By now, you have probably seen the viral Internet post about a fictional conversation between an Islamic terrorist and a Western “progressive.” I’ve received it a number of times in my e-mail and on social media, and I only just recently tracked down what seems to be its origin.
It came from a Facebook post by Iraqi-born secularist Faisal Saeed al-Mutar, who attributes it to “my friend Joseph.” It’s told in the form of “a bad Monty Python sketch,” and here’s how it goes:
“We did this because our holy texts exhort us to do it.”
“No you didn’t.”
“Wait, what? Yes we did…”
“No, this has nothing to do with religion. You guys are just using religion as a front for social and geopolitical reasons.”
“WHAT!? Did you even read our official statement? We give explicit Quranic justification. This is jihad, a holy crusade against pagans, blasphemers, and disbelievers.”
“No, this is definitely not a Muslim thing. You guys are not true Muslims, and you defame a great religion by saying so.”
“Huh!? Who are you to tell us we’re not true Muslims!? Islam is literally at the core of everything we do, and we have implemented the truest most literal and honest interpretation of its founding texts. It is our very reason for being.”
“Nope. We created you. We installed a social and economic system that alienates and disenfranchises you, and that’s why you did this. We’re sorry.”
“What? Why are you apologizing? We just slaughtered you mercilessly in the streets. We targeted unwitting civilians — disenfranchisement doesn’t even enter into it!”
“Listen, it’s our fault. We don’t blame you for feeling unwelcome and lashing out.”
“Seriously, stop taking credit for this! We worked really hard to pull this off, and we’re not going to let you take it away from us.”
“No, we nourished your extremism. We accept full blame.”
“OMG, how many people do we have to kill around here to finally get our message across?”

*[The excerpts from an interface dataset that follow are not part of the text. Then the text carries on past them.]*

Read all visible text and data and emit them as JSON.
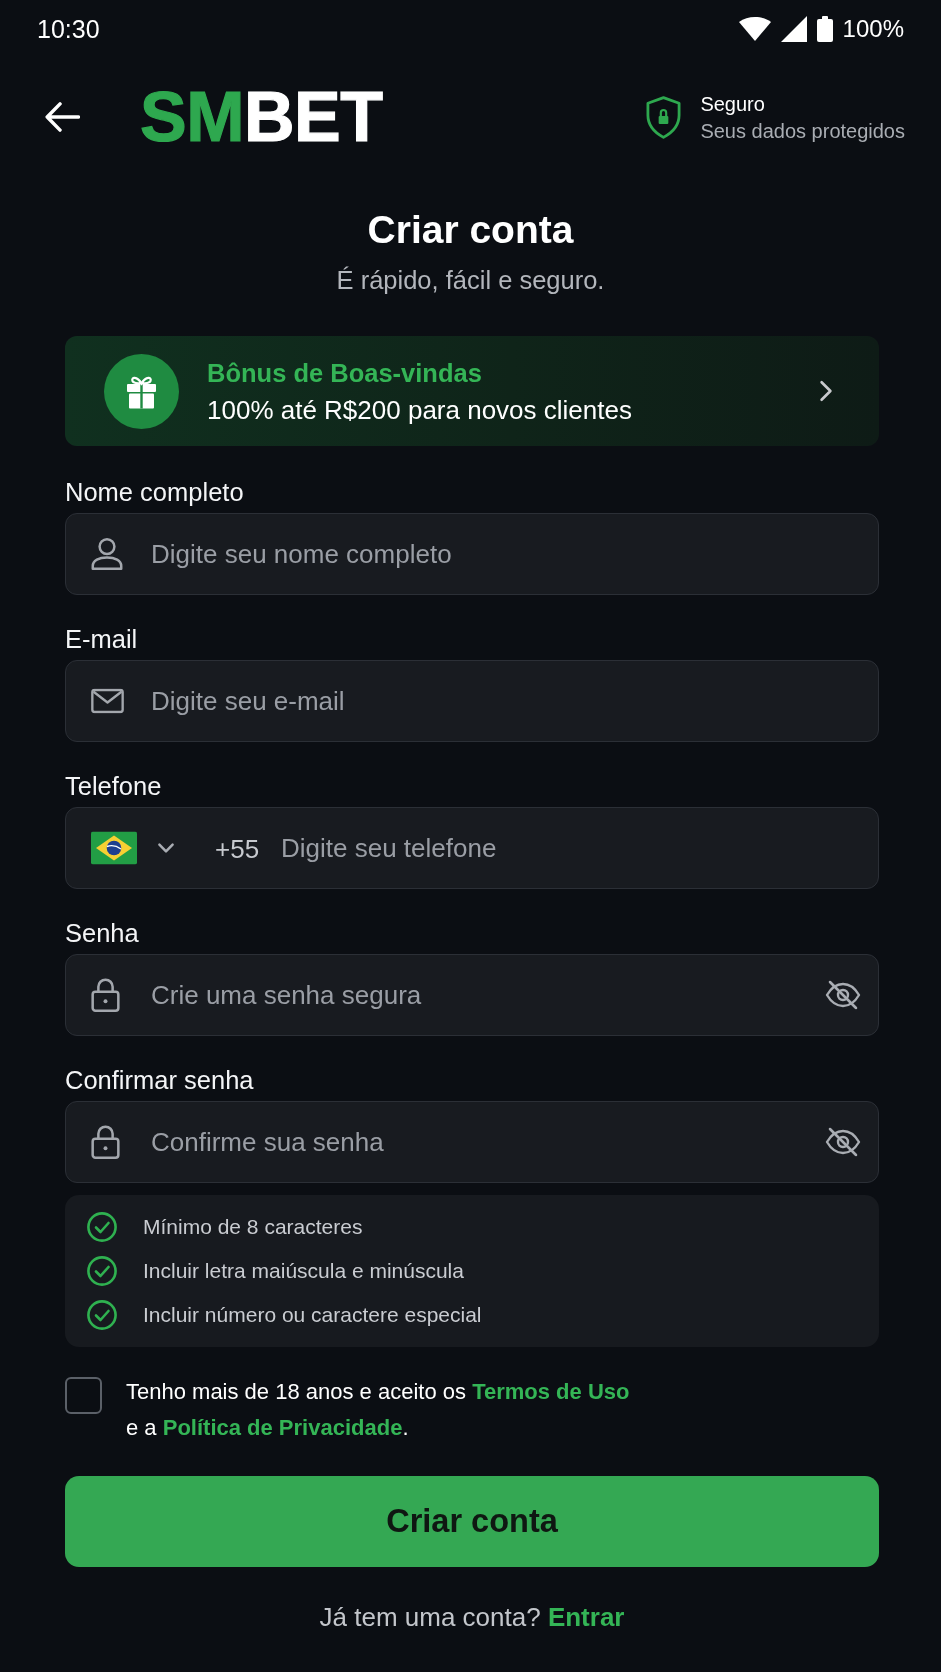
{
  "status_bar": {
    "time": "10:30",
    "battery": "100%"
  },
  "header": {
    "logo": {
      "accent": "SM",
      "rest": "BET"
    },
    "security": {
      "title": "Seguro",
      "subtitle": "Seus dados protegidos"
    }
  },
  "heading": {
    "title": "Criar conta",
    "subtitle": "É rápido, fácil e seguro."
  },
  "bonus": {
    "title": "Bônus de Boas-vindas",
    "description": "100% até R$200 para novos clientes"
  },
  "fields": [
    {
      "kind": "text",
      "label": "Nome completo",
      "placeholder": "Digite seu nome completo"
    },
    {
      "kind": "email",
      "label": "E-mail",
      "placeholder": "Digite seu e-mail"
    },
    {
      "kind": "phone",
      "label": "Telefone",
      "prefix": "+55",
      "placeholder": "Digite seu telefone"
    },
    {
      "kind": "password",
      "label": "Senha",
      "placeholder": "Crie uma senha segura"
    },
    {
      "kind": "password",
      "label": "Confirmar senha",
      "placeholder": "Confirme sua senha"
    }
  ],
  "requirements": [
    {
      "text": "Mínimo de 8 caracteres",
      "met": true
    },
    {
      "text": "Incluir letra maiúscula e minúscula",
      "met": true
    },
    {
      "text": "Incluir número ou caractere especial",
      "met": true
    }
  ],
  "terms": {
    "checked": false,
    "text": "Tenho mais de 18 anos e aceito os",
    "terms_link": "Termos de Uso",
    "joiner": "e a",
    "privacy_link": "Política de Privacidade",
    "end": "."
  },
  "submit": {
    "label": "Criar conta"
  },
  "login_prompt": {
    "text": "Já tem uma conta?",
    "link": "Entrar"
  }
}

As with so many things these days, we live in the era of Poe’s Law: Life imitates satire, except that al-Qaeda has concluded that it doesn’t need to kill more people to get its message across. Instead, it has decided it needs to be more careful about killing the right kind of people.
A guide to the “Orlando operation” issued by al-Qaeda’s online magazine advises “lone jihad” attackers in the United States to avoid targeting members of minority groups in order to avoid having their attacks mislabeled in the American media as “hate crimes.”
This was noticed by The Foreign Desk, which summarizes the advice:
[N]oting that killing gay people is ‘the most binding duty and closer to human nature,’ it suggests to ‘avoid targeting places and crowds where minorities are generally found in America,’ because ‘the federal government will be the one taking full responsibility.’
Just like in the parody.
No, really. Here’s the full version. First, the al-Qaeda guide complains, in somewhat broken and not-quite-grammatical English, about the American press.
The executer specifically chose a homosexual nightclub, and even though the killing of such people is the most binding duty and closer to human nature, but better than this is to avoid targeting areas where minorities are found. This is in order not to deviate the essence of the operation and letting it be termed as a small issue as the American media is trying to portray in the case of Mateen. The Western media focused on the testimony by Mateen’s father who said that his son hates homosexuals and that terrorist ideas had no place in his motives. The media reiterated this, saying that Umar saw some homosexuals kissing each other and that such a scene offended him. The media tried to portray the operation motives to be against a particular group of people in order to turn the American public away from the real motives of the operation.
That’s actually a pretty fair assessment. It then goes on to offer this advice to Islamic terrorists in the United States:
Most of the individuals present at pulse nightclub were Latino. We recommend — And Allah knows best — that it is better to avoid targeting places and crowds where minorities are generally found in America. knowingly that the federal government will be the one taking full responsibility. Therefore we advise targeting areas where the Anglo-Saxon community is generally concentrated. This class of the American community is the majority and it is the one that is in the American leadership.
Folks, you can’t make this stuff up. Or rather, you can make this up, but real events will quickly overtake you.
If this is the era of Poe’s Law — the idea that it is ultimately impossible to tell the difference between the sincere expression of an irrational idea and a parody of it — then perhaps we also need to identify the end stage of this phenomenon: the Poe Horizon, the point at which real life and parody seamlessly converge.
For example, in response to the latest terror attack in Turkey, a Twitter account with the handle @OnMessageForHer posted this:
In the wake of #Istanbul, it’s more important than ever to repeat these wise words over and over again to ourselves: pic.twitter.com/vtkuArncpk
— Hillary PR Team (@OnMessageForHer) June 29, 2016
Is that a parody account? Yes, but the original quote from Hillary Clinton is real, so who can tell the difference any more?
Our leaders’ determination to blind themselves to the very existence of Islamic terrorism, to remove it as an issue and replace it with their pre-programmed domestic agenda, has reached the point where it is beyond parody.
Follow Robert on Twitter.